- _TASK_
Every line containing the string "yandex" is to be copied from the records.

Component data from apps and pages
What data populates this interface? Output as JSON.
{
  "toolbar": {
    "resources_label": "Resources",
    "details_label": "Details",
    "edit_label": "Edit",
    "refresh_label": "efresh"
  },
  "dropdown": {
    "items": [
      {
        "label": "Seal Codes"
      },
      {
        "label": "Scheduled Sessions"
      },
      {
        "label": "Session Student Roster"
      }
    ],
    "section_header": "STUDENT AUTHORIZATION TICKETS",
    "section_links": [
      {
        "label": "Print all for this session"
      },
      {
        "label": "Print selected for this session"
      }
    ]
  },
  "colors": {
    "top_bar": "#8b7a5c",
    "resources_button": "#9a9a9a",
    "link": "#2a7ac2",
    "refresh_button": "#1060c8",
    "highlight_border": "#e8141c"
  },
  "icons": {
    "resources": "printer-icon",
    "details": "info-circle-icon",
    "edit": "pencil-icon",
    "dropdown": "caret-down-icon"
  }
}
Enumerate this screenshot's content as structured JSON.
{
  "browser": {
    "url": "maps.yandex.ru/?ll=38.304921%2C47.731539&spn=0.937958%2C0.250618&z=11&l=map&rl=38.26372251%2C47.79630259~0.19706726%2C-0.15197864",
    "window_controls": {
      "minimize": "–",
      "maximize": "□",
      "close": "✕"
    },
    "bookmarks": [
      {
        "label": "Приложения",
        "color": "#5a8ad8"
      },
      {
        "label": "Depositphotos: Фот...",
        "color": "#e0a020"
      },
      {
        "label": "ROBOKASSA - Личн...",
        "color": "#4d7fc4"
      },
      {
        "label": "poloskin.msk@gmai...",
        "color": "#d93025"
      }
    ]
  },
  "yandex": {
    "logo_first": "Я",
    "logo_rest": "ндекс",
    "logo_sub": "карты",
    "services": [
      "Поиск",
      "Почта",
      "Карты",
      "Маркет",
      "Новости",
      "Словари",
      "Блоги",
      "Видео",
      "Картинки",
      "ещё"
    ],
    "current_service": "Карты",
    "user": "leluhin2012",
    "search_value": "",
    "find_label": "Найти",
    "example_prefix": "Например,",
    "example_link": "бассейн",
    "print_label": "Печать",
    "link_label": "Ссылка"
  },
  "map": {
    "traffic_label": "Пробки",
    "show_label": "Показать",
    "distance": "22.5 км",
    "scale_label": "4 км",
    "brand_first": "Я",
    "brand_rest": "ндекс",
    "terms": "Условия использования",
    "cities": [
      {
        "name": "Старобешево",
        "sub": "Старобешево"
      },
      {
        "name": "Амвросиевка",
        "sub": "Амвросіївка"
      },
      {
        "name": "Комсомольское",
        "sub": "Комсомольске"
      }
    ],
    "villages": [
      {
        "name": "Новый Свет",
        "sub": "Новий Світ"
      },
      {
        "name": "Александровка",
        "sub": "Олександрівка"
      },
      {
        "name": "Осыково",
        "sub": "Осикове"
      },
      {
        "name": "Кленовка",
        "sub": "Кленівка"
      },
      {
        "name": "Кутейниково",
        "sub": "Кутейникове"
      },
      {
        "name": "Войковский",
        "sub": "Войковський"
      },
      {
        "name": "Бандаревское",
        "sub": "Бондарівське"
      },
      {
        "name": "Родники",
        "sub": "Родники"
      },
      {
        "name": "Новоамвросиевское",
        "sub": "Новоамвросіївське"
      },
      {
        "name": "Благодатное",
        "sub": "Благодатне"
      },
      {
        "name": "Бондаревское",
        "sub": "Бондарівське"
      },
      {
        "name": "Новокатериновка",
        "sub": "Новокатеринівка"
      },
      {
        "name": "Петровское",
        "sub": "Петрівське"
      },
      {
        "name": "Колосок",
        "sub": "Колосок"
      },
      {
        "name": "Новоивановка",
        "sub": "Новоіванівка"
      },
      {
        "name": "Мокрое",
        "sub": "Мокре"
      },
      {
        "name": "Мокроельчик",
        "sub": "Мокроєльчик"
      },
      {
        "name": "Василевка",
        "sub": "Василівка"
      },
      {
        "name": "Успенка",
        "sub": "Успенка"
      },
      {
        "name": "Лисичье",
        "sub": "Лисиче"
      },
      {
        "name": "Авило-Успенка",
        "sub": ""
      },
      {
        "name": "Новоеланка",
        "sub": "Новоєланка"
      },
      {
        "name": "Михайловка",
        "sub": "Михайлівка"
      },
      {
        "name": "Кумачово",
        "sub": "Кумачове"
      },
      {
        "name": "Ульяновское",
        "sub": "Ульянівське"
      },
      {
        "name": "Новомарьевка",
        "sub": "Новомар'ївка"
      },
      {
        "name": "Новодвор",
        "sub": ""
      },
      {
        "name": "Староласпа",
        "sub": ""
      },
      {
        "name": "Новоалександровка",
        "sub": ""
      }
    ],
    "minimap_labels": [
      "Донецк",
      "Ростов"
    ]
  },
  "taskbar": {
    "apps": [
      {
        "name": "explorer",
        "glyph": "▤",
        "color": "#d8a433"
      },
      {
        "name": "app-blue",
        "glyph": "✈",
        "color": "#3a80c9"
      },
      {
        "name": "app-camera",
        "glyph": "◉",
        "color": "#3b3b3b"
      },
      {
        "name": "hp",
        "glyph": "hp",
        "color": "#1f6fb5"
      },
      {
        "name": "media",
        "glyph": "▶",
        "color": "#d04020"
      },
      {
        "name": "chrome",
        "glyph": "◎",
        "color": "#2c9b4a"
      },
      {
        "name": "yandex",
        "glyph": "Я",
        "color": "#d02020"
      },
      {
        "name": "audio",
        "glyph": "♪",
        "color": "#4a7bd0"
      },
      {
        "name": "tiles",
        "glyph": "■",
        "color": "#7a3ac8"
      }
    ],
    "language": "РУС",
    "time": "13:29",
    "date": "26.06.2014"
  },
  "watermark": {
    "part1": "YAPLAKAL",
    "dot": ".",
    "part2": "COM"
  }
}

- _YOUR RESPONSE_
    "url": "maps.yandex.ru/?ll=38.304921%2C47.731539&spn=0.937958%2C0.250618&z=11&l=map&rl=38.26372251%2C47.79630259~0.19706726%2C-0.15197864",
  "yandex": {
        "name": "yandex",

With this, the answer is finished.